But the post election action has been anything but jobs and responsible lawmaking and shrinking the size of government.
More than a month into the session, there is no substantive or sustained discussion of legislation involving tax reform, economic competitiveness and jobs. In fact, there is a small but vocal cabal challenging the job-delivering success of Gov. Mike Beebe. Odd.
Instead, grabbing headlines and consuming legislative energies are bills to limit abortion and expand pro-gun laws. The one social issue plank in the six-point pre-election strategy has dominated the other points. Economics have proven no match for evangelism.
The episode is a reminder that political pragmatism provides little room for true leadership. The best way to build in 2014 upon the success of the 2012 election cycle is through pandering; give the masses what they want; unabashedly inject theocracy into state law. Any legislator who dares vote against anti-abortion or pro-gun laws – no matter how poorly crafted or considered is the language – will be the target of out-of-state funded mailers during the 2014 election cycle.
This is not a comment for or against the Legislature as an appropriate debate venue for social issues. This is a reminder that our state economy really should receive the attention it was promised prior to the election.
Job numbers in Arkansas have improved in the past few years, but we remain behind pre-recession (2008) levels. The number of unemployed in Arkansas remain 8.6% greater as of December 2012 than it was in December 2008. The number of employed as of December 2012 was 1.258 million, 1.7% fewer than the 1.281 million in December 2012. Also concerning is that the number of employed in December 2012 was below the 1.271 million in December 2011.
Also, these pandering legislators may consider the recently released “National Agenda Survey” that clearly indicated social issues are at the bottom of the to-do list among, presumably, Arkansans. The survey – a politically-leading questionnaire, at best – was released by the campaign office of U.S. Sen. John Boozman, R-Ark.
The survey asked: “If Republicans were forced to build their agenda around one issue, which issue would you want us to choose?” Of the 1,749 responses, 916 selected spending control, 294 said jobs and 163 chose the repeal or blocking of Obamacare. Social issues ranked at the bottom. Only 5.9% said abortion should be the top issue.
Pandering legislators, however, aren’t stupid. They know that the key to remaining in office in Arkansas is to win primary elections.

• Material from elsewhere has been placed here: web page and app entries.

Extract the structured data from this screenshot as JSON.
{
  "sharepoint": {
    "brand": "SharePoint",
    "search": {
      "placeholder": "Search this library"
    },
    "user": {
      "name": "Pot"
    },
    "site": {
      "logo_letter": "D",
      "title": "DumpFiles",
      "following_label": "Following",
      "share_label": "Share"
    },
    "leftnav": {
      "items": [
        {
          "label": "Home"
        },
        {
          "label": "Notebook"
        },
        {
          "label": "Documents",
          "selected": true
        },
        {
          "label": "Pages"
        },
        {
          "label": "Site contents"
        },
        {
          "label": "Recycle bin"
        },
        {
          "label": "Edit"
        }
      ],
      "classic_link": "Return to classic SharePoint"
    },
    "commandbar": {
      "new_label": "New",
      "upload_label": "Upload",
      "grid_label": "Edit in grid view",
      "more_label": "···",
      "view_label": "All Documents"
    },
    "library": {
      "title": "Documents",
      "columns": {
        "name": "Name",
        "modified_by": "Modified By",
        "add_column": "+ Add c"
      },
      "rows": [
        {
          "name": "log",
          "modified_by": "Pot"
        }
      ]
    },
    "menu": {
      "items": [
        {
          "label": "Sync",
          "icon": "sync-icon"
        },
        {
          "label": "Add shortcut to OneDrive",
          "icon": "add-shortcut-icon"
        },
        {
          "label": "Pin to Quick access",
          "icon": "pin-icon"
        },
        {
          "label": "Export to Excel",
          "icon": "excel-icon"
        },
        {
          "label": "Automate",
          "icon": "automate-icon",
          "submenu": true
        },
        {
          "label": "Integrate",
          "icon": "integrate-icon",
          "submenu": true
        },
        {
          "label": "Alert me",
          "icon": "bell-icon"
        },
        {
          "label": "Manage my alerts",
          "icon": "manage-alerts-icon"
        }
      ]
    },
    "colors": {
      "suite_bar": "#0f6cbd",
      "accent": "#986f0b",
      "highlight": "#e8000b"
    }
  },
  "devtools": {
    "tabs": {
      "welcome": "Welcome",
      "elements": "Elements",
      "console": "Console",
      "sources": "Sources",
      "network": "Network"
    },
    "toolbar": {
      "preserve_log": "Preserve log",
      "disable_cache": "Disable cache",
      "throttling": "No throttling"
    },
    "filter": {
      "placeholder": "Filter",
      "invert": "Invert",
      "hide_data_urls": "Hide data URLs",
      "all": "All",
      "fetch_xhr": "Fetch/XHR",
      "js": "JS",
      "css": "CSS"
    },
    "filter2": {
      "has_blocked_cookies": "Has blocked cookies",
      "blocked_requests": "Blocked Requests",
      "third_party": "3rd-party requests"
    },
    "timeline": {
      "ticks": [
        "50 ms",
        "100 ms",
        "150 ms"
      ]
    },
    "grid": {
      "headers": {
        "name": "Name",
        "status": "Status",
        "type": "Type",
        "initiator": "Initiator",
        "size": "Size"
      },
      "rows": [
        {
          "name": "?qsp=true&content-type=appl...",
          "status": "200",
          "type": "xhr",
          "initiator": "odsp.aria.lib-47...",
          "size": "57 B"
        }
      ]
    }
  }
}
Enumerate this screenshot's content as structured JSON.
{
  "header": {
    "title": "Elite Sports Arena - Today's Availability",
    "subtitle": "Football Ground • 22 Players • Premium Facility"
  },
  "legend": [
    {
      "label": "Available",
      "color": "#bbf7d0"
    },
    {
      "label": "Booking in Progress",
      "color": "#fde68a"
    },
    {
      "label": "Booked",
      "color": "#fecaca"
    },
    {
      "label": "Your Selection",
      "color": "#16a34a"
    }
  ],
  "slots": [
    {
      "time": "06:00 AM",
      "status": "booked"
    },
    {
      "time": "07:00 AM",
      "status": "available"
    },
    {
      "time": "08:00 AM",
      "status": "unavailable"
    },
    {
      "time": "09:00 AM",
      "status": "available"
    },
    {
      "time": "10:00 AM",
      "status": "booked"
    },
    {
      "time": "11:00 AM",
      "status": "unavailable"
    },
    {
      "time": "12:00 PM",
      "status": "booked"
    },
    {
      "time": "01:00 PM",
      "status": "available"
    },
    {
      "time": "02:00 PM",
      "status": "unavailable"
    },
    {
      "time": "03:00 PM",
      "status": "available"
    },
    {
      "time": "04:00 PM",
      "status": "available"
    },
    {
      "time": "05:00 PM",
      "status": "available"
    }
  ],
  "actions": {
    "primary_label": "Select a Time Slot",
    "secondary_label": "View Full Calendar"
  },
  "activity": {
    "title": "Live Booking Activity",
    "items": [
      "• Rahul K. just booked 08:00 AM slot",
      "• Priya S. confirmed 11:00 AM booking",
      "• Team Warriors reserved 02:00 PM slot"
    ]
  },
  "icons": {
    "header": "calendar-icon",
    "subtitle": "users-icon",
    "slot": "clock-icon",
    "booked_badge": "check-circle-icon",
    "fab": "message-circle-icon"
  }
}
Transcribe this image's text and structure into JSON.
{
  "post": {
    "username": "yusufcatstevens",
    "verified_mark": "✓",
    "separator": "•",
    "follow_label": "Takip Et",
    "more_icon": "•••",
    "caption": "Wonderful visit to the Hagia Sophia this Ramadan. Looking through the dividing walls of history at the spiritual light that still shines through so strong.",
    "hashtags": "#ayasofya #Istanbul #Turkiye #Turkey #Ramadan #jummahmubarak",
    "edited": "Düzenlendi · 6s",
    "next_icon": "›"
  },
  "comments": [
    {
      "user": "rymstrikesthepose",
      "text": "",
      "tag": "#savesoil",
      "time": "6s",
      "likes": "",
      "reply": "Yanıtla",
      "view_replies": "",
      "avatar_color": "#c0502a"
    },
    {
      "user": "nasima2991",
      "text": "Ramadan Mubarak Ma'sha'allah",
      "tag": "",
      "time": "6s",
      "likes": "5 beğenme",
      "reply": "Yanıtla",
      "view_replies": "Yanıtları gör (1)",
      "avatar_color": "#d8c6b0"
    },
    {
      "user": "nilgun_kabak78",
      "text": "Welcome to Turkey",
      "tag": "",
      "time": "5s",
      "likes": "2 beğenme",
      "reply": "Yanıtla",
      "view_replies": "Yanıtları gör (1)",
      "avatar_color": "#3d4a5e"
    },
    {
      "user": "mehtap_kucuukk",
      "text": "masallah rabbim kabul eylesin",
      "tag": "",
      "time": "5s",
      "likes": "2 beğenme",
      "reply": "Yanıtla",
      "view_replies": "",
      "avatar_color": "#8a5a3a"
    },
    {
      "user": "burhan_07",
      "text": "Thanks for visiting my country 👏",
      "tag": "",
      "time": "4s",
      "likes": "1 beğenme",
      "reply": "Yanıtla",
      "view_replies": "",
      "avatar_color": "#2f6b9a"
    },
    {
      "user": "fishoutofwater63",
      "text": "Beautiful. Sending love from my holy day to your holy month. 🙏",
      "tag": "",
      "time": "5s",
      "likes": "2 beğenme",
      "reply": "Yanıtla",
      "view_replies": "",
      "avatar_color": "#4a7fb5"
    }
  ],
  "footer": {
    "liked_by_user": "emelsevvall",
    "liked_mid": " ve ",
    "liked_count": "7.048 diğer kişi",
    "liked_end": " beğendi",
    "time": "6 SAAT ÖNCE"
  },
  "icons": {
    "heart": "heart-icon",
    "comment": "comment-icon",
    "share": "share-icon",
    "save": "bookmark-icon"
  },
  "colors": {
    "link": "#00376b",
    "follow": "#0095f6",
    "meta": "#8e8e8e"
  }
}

To do that, one must appeal to the more enthused wings of their respective political base. With the historic trend of voter turnout in Arkansas primaries, 5.9% will do just fine for pandering legislators focused on keeping their jobs.